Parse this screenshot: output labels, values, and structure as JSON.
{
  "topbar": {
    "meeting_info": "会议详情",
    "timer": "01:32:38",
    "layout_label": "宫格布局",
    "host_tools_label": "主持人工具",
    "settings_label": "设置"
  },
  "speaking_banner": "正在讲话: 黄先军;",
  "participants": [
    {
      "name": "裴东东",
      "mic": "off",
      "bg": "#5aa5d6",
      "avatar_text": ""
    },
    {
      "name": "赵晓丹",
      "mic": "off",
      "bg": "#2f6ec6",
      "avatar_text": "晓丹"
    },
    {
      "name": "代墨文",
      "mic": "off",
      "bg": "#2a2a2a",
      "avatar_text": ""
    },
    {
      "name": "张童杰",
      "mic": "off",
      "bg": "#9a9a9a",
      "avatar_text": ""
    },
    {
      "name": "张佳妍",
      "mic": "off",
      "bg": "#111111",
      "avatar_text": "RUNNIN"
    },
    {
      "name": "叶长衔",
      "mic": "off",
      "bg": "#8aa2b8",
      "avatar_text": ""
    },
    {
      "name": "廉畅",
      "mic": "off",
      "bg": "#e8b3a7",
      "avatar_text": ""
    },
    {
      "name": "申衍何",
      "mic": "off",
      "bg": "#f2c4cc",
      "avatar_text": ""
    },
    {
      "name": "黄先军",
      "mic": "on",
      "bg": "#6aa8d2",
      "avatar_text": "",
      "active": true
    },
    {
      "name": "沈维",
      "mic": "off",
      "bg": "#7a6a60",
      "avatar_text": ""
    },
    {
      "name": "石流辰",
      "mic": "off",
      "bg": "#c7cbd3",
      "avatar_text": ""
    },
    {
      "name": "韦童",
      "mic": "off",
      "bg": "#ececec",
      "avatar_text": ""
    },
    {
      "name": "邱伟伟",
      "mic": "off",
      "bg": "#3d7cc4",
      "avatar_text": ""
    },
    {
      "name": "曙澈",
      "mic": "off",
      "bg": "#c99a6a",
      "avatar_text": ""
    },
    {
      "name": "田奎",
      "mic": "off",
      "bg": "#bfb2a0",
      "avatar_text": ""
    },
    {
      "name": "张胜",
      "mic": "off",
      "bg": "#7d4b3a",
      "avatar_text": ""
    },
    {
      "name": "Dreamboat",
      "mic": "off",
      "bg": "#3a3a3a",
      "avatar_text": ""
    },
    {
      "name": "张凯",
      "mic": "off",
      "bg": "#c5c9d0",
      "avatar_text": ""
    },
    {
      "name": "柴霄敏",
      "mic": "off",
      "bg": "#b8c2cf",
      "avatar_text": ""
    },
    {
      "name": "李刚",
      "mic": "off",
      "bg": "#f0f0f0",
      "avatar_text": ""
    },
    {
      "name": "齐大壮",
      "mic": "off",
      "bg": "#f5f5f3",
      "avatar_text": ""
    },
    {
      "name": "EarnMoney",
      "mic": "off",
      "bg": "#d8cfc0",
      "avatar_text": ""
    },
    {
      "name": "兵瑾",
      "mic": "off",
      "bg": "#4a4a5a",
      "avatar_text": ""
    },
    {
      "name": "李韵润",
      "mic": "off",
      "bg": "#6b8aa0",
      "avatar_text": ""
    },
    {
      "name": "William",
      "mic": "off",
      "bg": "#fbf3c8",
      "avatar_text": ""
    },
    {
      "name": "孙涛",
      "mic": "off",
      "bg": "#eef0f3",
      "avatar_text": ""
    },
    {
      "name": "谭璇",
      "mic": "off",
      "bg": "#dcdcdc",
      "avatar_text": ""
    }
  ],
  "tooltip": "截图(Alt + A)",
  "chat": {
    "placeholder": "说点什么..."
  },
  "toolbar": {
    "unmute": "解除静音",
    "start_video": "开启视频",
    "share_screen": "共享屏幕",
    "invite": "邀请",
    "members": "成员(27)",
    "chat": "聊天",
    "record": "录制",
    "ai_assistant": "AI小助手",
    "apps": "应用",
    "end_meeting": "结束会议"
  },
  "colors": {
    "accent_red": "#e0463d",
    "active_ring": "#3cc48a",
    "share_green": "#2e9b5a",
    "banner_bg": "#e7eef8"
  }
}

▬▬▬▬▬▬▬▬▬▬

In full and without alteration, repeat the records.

Parse this screenshot: output labels, values, and structure as JSON.
{
  "topbar": {
    "meeting_info": "会议详情",
    "timer": "01:32:38",
    "layout_label": "宫格布局",
    "host_tools_label": "主持人工具",
    "settings_label": "设置"
  },
  "speaking_banner": "正在讲话: 黄先军;",
  "participants": [
    {
      "name": "裴东东",
      "mic": "off",
      "bg": "#5aa5d6",
      "avatar_text": ""
    },
    {
      "name": "赵晓丹",
      "mic": "off",
      "bg": "#2f6ec6",
      "avatar_text": "晓丹"
    },
    {
      "name": "代墨文",
      "mic": "off",
      "bg": "#2a2a2a",
      "avatar_text": ""
    },
    {
      "name": "张童杰",
      "mic": "off",
      "bg": "#9a9a9a",
      "avatar_text": ""
    },
    {
      "name": "张佳妍",
      "mic": "off",
      "bg": "#111111",
      "avatar_text": "RUNNIN"
    },
    {
      "name": "叶长衔",
      "mic": "off",
      "bg": "#8aa2b8",
      "avatar_text": ""
    },
    {
      "name": "廉畅",
      "mic": "off",
      "bg": "#e8b3a7",
      "avatar_text": ""
    },
    {
      "name": "申衍何",
      "mic": "off",
      "bg": "#f2c4cc",
      "avatar_text": ""
    },
    {
      "name": "黄先军",
      "mic": "on",
      "bg": "#6aa8d2",
      "avatar_text": "",
      "active": true
    },
    {
      "name": "沈维",
      "mic": "off",
      "bg": "#7a6a60",
      "avatar_text": ""
    },
    {
      "name": "石流辰",
      "mic": "off",
      "bg": "#c7cbd3",
      "avatar_text": ""
    },
    {
      "name": "韦童",
      "mic": "off",
      "bg": "#ececec",
      "avatar_text": ""
    },
    {
      "name": "邱伟伟",
      "mic": "off",
      "bg": "#3d7cc4",
      "avatar_text": ""
    },
    {
      "name": "曙澈",
      "mic": "off",
      "bg": "#c99a6a",
      "avatar_text": ""
    },
    {
      "name": "田奎",
      "mic": "off",
      "bg": "#bfb2a0",
      "avatar_text": ""
    },
    {
      "name": "张胜",
      "mic": "off",
      "bg": "#7d4b3a",
      "avatar_text": ""
    },
    {
      "name": "Dreamboat",
      "mic": "off",
      "bg": "#3a3a3a",
      "avatar_text": ""
    },
    {
      "name": "张凯",
      "mic": "off",
      "bg": "#c5c9d0",
      "avatar_text": ""
    },
    {
      "name": "柴霄敏",
      "mic": "off",
      "bg": "#b8c2cf",
      "avatar_text": ""
    },
    {
      "name": "李刚",
      "mic": "off",
      "bg": "#f0f0f0",
      "avatar_text": ""
    },
    {
      "name": "齐大壮",
      "mic": "off",
      "bg": "#f5f5f3",
      "avatar_text": ""
    },
    {
      "name": "EarnMoney",
      "mic": "off",
      "bg": "#d8cfc0",
      "avatar_text": ""
    },
    {
      "name": "兵瑾",
      "mic": "off",
      "bg": "#4a4a5a",
      "avatar_text": ""
    },
    {
      "name": "李韵润",
      "mic": "off",
      "bg": "#6b8aa0",
      "avatar_text": ""
    },
    {
      "name": "William",
      "mic": "off",
      "bg": "#fbf3c8",
      "avatar_text": ""
    },
    {
      "name": "孙涛",
      "mic": "off",
      "bg": "#eef0f3",
      "avatar_text": ""
    },
    {
      "name": "谭璇",
      "mic": "off",
      "bg": "#dcdcdc",
      "avatar_text": ""
    }
  ],
  "tooltip": "截图(Alt + A)",
  "chat": {
    "placeholder": "说点什么..."
  },
  "toolbar": {
    "unmute": "解除静音",
    "start_video": "开启视频",
    "share_screen": "共享屏幕",
    "invite": "邀请",
    "members": "成员(27)",
    "chat": "聊天",
    "record": "录制",
    "ai_assistant": "AI小助手",
    "apps": "应用",
    "end_meeting": "结束会议"
  },
  "colors": {
    "accent_red": "#e0463d",
    "active_ring": "#3cc48a",
    "share_green": "#2e9b5a",
    "banner_bg": "#e7eef8"
  }
}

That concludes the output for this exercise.